Peter Wispelwey is a famous Dutch cellist. His first album contained Bachs cello suites and was released on the small label Channel Classics Records. It was very well received. Foreign concerts brought him more recognition. Wispelwey can play both modern as old, barok cello’s. That makes him an exceptional performer, since playing on gut strings requires a different technique than on steel. Today he’s known for his long, musical lines with tension arcs across multiple bars. From the first note, the stage was set. Peter and his cello in front, Dean behind him at the grand piano. The beauty of this recording? Peter and Dean, cello and piano communicated both separately and as a whole. The level of emotional engagement of the two instruments honored Brahms in an extraordinary way. Peter’s cello sounded warm, detailed and drawn out, while Dean made the Steinway Model D (grand piano) sound resolute, determined and embrasing. I was on the edge of my seat during highlights of intensity. What a glorious way to end an inspiring musical journey.
At the time of the review the price for the Steinway Lyngdorf Model B system, together with a Steinway Lyngdorf SP-1 (Stereo Processor) and 2 Steinway Lyngdorf A2 Digital Amplifiers costs €84.900 without VAT. This is the stereo only setup. For a Model B system with the Steinway Lyngdorf P100 Digital Surround Processor you need a budget of €99.500 without VAT.
- Description: 4-way active floor speaker
- Tweeter: Air Motion Transformer
- Midrange driver: 5” aluminum unit in die cast basket with Neodymium magnet
- Woofer: 6 x 12” glass fibre / honeycomb units in die cast basket with vented magnet.
- Amplification: Model A2 Amplifier / 4 x 400 Watts
- Amplification channels: 4
- Enclosure: Full dipole design, aluminum baffle and frame
- Frequency response: 25 to 22.000 Hz (-3dB)
- Maximum SPL @ 1m: 115 dB
- Crossover: Digital / stored in amplifier
- Connections: 4-way Neutrik / 2 pieces
- Placement options: Free standing floor speaker
- Dimensions (W x H x D): 60 x 124 x 31 cm
- Weight: 140 Kg per speaker
- Finish: Black piano finish (custom finish optional)
- Worakls – Nikki (By me)
- Steve Gadd Band – Auckland by numbers (Steve Gadd Band)
- Rhye – Needed (Spirit)
- Mell & Vintage Future – Forever (Mell & Vintage Future)
- O-Zone Percussion Group – Jazz Variants (La Bamba)
- Pieter Wispelwey – Sonata for piano and cello in E-minor, Opus 38, Allegro non troppo (Brahms: Sonatas for piano and cello)
- Steinway Lyngdorf Model B
- Steinway Lyngdorf P-100 Digital Surround Processor
- Steinway Lynddorf A2 4-channel Digital Amplifier (2 pieces)
- Aurender N-10 Mediaserver
- Apple iPhone XS Max
- Holographic sound reproduction

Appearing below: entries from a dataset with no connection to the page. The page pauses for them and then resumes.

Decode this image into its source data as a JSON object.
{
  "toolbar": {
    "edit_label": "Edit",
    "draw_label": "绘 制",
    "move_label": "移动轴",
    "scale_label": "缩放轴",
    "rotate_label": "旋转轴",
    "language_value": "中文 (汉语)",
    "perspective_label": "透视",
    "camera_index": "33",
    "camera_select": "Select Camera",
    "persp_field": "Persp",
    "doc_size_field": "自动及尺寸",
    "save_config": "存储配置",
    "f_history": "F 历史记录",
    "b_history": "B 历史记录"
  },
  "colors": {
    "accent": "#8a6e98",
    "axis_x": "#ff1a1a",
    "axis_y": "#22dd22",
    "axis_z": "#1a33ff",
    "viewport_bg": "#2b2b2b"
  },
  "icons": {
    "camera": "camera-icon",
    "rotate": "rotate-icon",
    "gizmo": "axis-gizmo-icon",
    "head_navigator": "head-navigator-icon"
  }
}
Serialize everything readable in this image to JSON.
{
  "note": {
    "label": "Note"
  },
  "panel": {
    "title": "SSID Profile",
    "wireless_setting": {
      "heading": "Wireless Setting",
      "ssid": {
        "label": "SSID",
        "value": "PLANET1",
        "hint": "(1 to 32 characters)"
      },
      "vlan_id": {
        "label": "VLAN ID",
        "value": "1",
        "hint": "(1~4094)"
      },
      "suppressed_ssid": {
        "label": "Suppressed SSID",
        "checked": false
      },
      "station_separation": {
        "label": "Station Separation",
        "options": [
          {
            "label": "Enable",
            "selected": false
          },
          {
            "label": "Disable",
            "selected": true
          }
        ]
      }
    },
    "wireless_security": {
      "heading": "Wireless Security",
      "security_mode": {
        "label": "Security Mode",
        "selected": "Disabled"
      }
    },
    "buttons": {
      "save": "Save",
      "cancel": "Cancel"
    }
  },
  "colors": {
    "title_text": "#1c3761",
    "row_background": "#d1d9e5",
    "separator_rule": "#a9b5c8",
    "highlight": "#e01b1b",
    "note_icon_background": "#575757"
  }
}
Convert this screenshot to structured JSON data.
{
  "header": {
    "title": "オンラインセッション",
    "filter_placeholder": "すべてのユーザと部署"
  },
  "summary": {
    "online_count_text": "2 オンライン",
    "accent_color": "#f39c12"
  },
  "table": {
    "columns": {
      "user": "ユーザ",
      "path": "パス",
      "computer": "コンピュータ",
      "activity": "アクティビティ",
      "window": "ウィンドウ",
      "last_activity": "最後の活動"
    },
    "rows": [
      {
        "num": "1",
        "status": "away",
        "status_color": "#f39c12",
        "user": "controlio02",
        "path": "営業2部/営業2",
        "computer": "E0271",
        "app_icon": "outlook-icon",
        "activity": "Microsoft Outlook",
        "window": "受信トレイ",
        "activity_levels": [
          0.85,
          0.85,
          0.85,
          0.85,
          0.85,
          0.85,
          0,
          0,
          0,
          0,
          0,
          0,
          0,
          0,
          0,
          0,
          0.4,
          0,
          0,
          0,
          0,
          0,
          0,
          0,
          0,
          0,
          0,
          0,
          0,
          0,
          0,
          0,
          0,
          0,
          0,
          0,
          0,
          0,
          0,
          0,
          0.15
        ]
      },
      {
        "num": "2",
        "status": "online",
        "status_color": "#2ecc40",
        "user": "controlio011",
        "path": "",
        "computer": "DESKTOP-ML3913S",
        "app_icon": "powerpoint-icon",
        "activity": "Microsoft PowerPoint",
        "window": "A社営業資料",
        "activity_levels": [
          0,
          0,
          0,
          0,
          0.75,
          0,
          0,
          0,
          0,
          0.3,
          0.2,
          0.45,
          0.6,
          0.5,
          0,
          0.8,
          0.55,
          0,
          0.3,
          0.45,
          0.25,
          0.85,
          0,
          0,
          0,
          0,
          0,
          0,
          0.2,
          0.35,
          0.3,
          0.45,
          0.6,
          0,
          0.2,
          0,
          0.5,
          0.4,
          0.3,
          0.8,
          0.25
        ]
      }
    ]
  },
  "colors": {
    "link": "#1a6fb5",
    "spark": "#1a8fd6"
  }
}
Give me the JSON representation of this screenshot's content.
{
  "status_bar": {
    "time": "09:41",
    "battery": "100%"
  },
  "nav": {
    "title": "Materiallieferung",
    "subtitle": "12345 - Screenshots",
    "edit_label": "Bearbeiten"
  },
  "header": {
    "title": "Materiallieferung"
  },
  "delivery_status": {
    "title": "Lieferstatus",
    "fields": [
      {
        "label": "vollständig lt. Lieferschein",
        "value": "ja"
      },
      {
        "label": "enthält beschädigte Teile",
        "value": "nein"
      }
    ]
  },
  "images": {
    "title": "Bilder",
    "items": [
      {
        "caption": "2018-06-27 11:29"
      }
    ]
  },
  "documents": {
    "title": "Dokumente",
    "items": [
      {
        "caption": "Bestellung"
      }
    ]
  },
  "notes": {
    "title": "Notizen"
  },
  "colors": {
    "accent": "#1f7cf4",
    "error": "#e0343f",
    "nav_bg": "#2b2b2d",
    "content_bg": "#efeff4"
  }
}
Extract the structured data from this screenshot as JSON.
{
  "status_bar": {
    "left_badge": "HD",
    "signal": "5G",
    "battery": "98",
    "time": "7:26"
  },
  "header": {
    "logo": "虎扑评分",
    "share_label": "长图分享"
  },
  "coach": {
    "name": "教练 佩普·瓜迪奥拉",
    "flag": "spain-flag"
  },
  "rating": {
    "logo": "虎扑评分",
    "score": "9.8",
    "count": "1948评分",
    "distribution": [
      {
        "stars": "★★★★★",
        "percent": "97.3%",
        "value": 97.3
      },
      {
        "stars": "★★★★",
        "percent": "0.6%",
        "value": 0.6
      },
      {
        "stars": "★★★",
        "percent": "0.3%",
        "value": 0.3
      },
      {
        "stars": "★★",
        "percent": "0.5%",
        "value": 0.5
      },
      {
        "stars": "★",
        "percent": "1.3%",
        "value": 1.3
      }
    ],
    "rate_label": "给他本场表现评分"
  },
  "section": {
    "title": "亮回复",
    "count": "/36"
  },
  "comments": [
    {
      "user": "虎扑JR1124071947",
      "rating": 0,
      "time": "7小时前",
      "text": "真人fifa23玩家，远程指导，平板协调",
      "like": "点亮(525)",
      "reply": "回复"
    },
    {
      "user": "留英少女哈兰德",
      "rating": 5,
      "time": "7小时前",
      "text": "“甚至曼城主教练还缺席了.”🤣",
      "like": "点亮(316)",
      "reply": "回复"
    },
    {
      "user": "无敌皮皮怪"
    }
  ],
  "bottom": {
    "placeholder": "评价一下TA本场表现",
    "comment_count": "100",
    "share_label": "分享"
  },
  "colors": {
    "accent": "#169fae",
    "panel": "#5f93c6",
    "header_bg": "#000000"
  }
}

- Physical bass
- Breathtaking design
- Core technologies
- Level of natural detail
- Discover your music collection
- You need 4 people to move 1 speaker
- Needs a big room
- Needs space behind the speakers